1. Saint Thomas Canterbury
A badge of high standard compared to other crudely made badges. It represents the sword by which Becket was martyred; the original kept as a major relic at Canterbury. Featured with a buckler or shield, the original badge had a coloured backing to highlight the design.
Original found in Salisbury
Late 14th/early 15th century
Britain's first martyr in AD254 Alban, a Romano- British legionary at Verulanium, was converted to Christianity. He refused to give up his faith and was executed on the hill on which St Albans Abbey now stands. The badge shows the martyrdom scene where, St Albans head having been struck off, the executioner's eyes fall out so that he should never witness the virtues arising from the martyrdom.
Original found in London.
Late 14th - 15th century.
12. Purse Amulet
Medieval society was deeply superstitious and this pendant clearly illustrates this. It is a lucky pendant which would have been worn in the hope of attracting wealth to its wearer. It can be sewn directly onto clothing or can be suspended from belt. The two three dimensional halves represent a purse and within is a cast imitation coin.
Size 40 x48mm. Original found in Salisbury.
Walsingham, with its venerated image of the Virgin Mary was one of England's most popular shrines, and, until its suppression in 1538 drew pilgrims from across Europe. This badge shows the image of Our Lady, crowned and sceptred, with the infant Christ to her left. Original found in London.
5. Edward the Confessor
This badge depicts a famous episode from the life of St Edward the Confessor. He is shown giving his ring in alms to a pilgrim who is later revealed to be St John the Evangelist. The badge dates from the reign of King Richard II, who was a fervent devotee of St Edward. Original found in Norfolk
Parrots were rare and prized birds in the Middle Ages for the nobility. Similar ones to this have been found with love mottoes.
Later did the term ‘popinjay' become associated with vanity and conceit. Original in the British Museum
9. St. Anthony
This pilgrim badge is made up of the Tau cross and a bell. The Tau cross is said to ward off evil spirits. It has an image of Christ crucified. The bell was worn as a talisman, a privilege or it was used to collect alms. This is the badge of medieval saint, St Anthony of The Order of Hospitaller's. A holy order dedicated to the care of the sick.
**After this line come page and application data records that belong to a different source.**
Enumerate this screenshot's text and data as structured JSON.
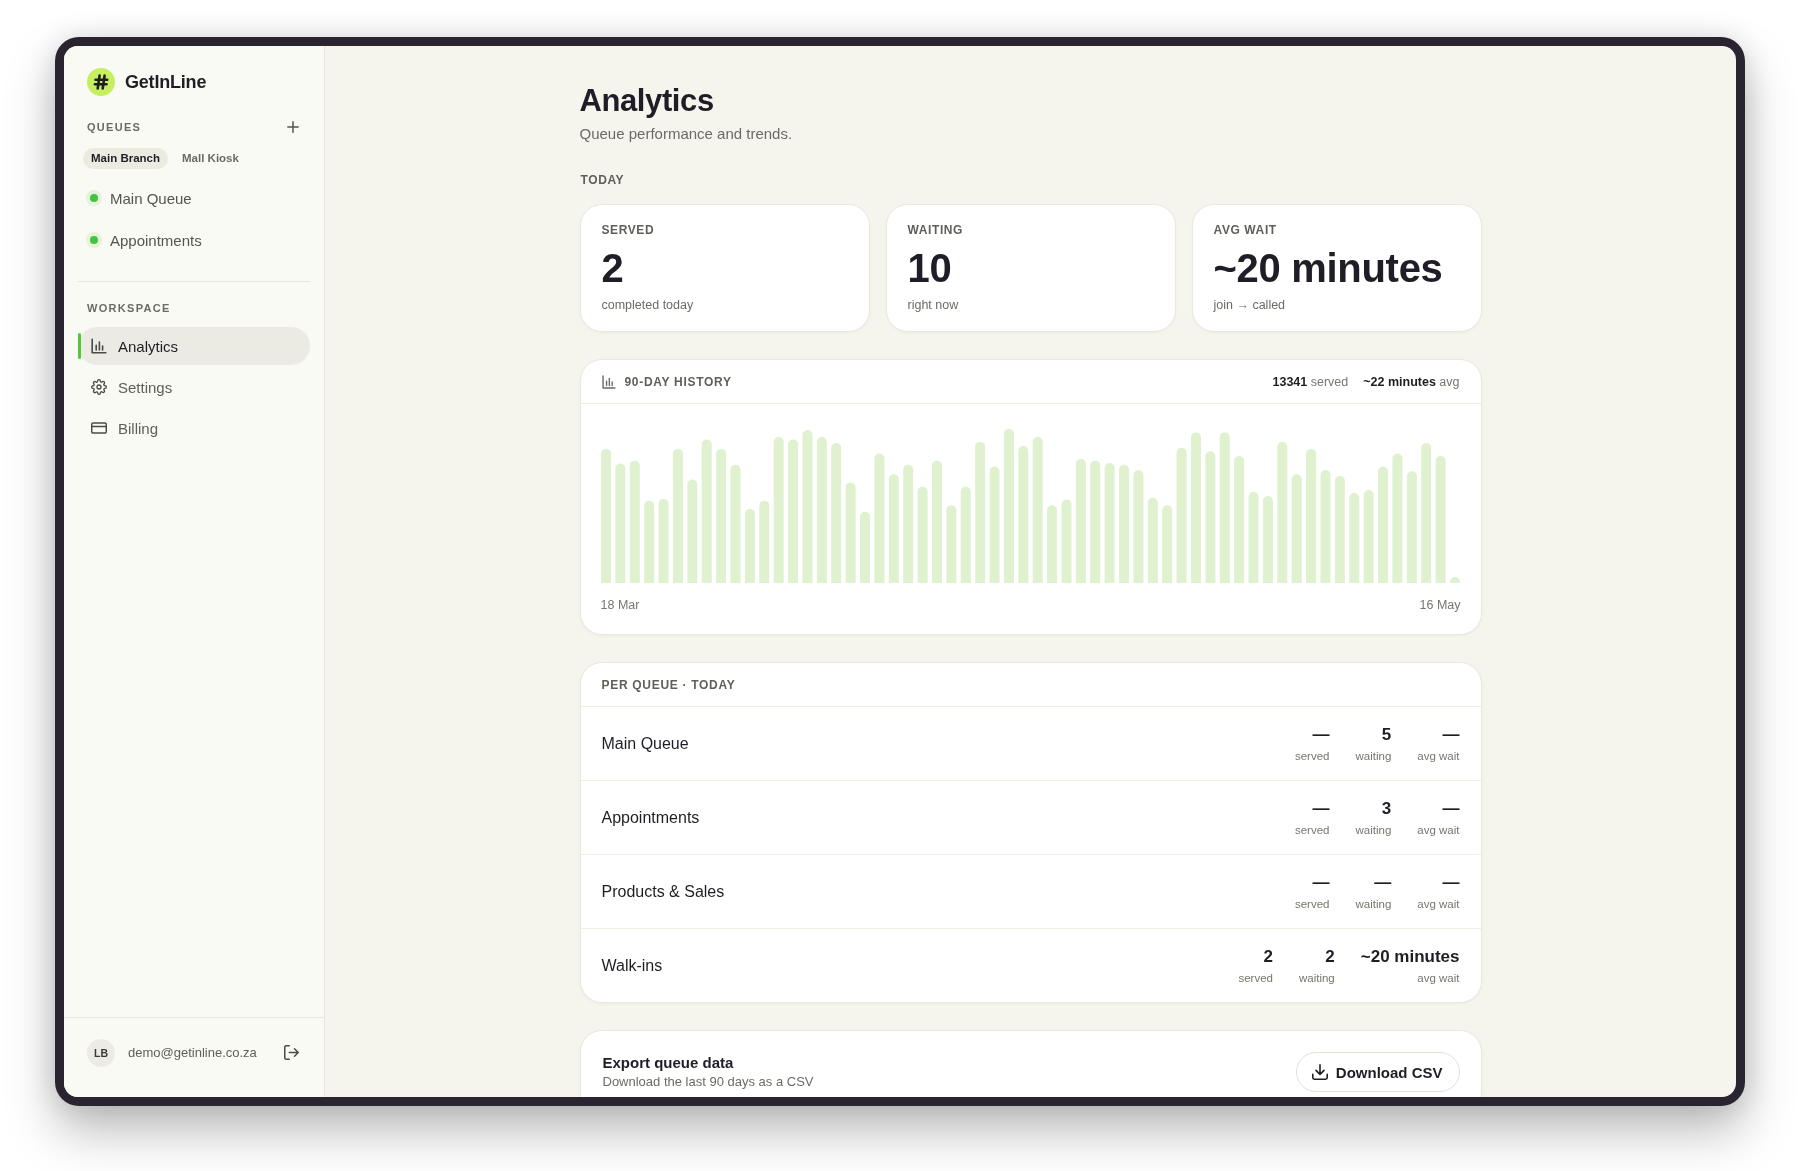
{
  "app": {
    "name": "GetInLine"
  },
  "sidebar": {
    "queues_heading": "QUEUES",
    "branches": [
      {
        "label": "Main Branch",
        "selected": true
      },
      {
        "label": "Mall Kiosk",
        "selected": false
      }
    ],
    "queues": [
      {
        "name": "Main Queue",
        "active": true
      },
      {
        "name": "Appointments",
        "active": true
      }
    ],
    "workspace_heading": "WORKSPACE",
    "nav": [
      {
        "label": "Analytics",
        "selected": true
      },
      {
        "label": "Settings",
        "selected": false
      },
      {
        "label": "Billing",
        "selected": false
      }
    ],
    "user": {
      "initials": "LB",
      "email": "demo@getinline.co.za"
    }
  },
  "page": {
    "title": "Analytics",
    "subtitle": "Queue performance and trends."
  },
  "today": {
    "heading": "TODAY",
    "stats": [
      {
        "label": "SERVED",
        "value": "2",
        "caption": "completed today"
      },
      {
        "label": "WAITING",
        "value": "10",
        "caption": "right now"
      },
      {
        "label": "AVG WAIT",
        "value": "~20 minutes",
        "caption": "join → called"
      }
    ]
  },
  "history": {
    "title": "90-DAY HISTORY",
    "summary": [
      "**13341** served",
      "**~22 minutes** avg"
    ],
    "start_label": "18 Mar",
    "end_label": "16 May"
  },
  "per_queue": {
    "title": "PER QUEUE · TODAY",
    "rows": [
      {
        "name": "Main Queue",
        "stats": [
          {
            "value": "—",
            "label": "served"
          },
          {
            "value": "5",
            "label": "waiting"
          },
          {
            "value": "—",
            "label": "avg wait"
          }
        ]
      },
      {
        "name": "Appointments",
        "stats": [
          {
            "value": "—",
            "label": "served"
          },
          {
            "value": "3",
            "label": "waiting"
          },
          {
            "value": "—",
            "label": "avg wait"
          }
        ]
      },
      {
        "name": "Products & Sales",
        "stats": [
          {
            "value": "—",
            "label": "served"
          },
          {
            "value": "—",
            "label": "waiting"
          },
          {
            "value": "—",
            "label": "avg wait"
          }
        ]
      },
      {
        "name": "Walk-ins",
        "stats": [
          {
            "value": "2",
            "label": "served"
          },
          {
            "value": "2",
            "label": "waiting"
          },
          {
            "value": "~20 minutes",
            "label": "avg wait"
          }
        ]
      }
    ]
  },
  "export": {
    "title": "Export queue data",
    "subtitle": "Download the last 90 days as a CSV",
    "button": "Download CSV"
  }
}
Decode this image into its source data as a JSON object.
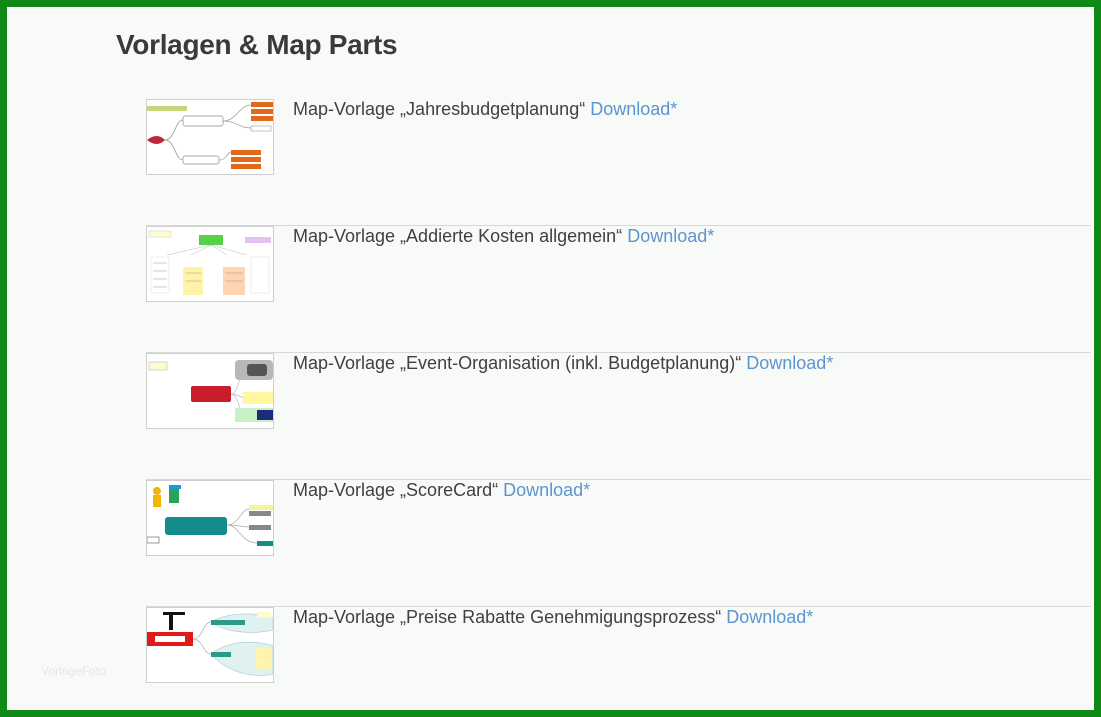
{
  "page": {
    "title": "Vorlagen & Map Parts"
  },
  "items": [
    {
      "label": "Map-Vorlage „Jahresbudgetplanung“",
      "link": "Download*"
    },
    {
      "label": "Map-Vorlage „Addierte Kosten allgemein“",
      "link": "Download*"
    },
    {
      "label": "Map-Vorlage „Event-Organisation (inkl. Budgetplanung)“",
      "link": "Download*"
    },
    {
      "label": "Map-Vorlage „ScoreCard“",
      "link": "Download*"
    },
    {
      "label": "Map-Vorlage „Preise Rabatte Genehmigungsprozess“",
      "link": "Download*"
    }
  ],
  "watermark": "VorlageFoto",
  "colors": {
    "frame": "#0f8a17",
    "link": "#5b95cf",
    "text": "#404040"
  }
}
London was a popular pilgrimage site.
Original found in the Netherlands.
2. Thomas Becket Slain
This badge commemorates the martyrdom of Thomas Becket showing the moment of death by four knights dressed in armour. It is one of the most intricate of badges. This badge is similar to an illuminated subject in the Luttrel Psalter c 1340. A complete badge was dug up from the Thames and other incomplete ones were found showing less detail.
The Holy Rood at Boxley Abbey, an ornate screen that incorporated a life size figure of Christ, which was said to weep. Boxley was a favourite stopping off place on the way to Canterbury. INRI Iesus Nazarenus Rex Iudeorum is the sign Pilate had fixed to the cross saying Jesus of Nazareth, King of the Jews. 1420's Original found in London.
A favourite form of colourful entertainment during the Middle Ages. Contests took place at tournaments providing a venue for Knights to practise various forms of combat. It enabled the knight to keep in excellent condition for warfare.
6. St. George
The cult of St. George was popular in the late middle ages. By the 15th century St. George had replaced St. Edmund and Edward the Confessor as patron saint of England. Relics of the saint are kept at Windor including his heart. Thought to be a soldier in the Roman army, his Christian faith led him to his death under Emperor Diocletian. The legend we associate with St. George slaying the dragon and saving the maiden dates from around the 12th century; this legend symbolises the vistory of good over evil. Late 14th century. Size 2.9 cm by 2.8cms.41.
11. Livery Badge - Arrows
1480's. Wearing this badge would show allegiance to Arthur, Prince of Wales, brother to Henry VIII.
The design shows a bundle of arrows tied by a buckled belt. Two arrows are blunt, three have barbed heads typical for hunting.
Original in Museum of London.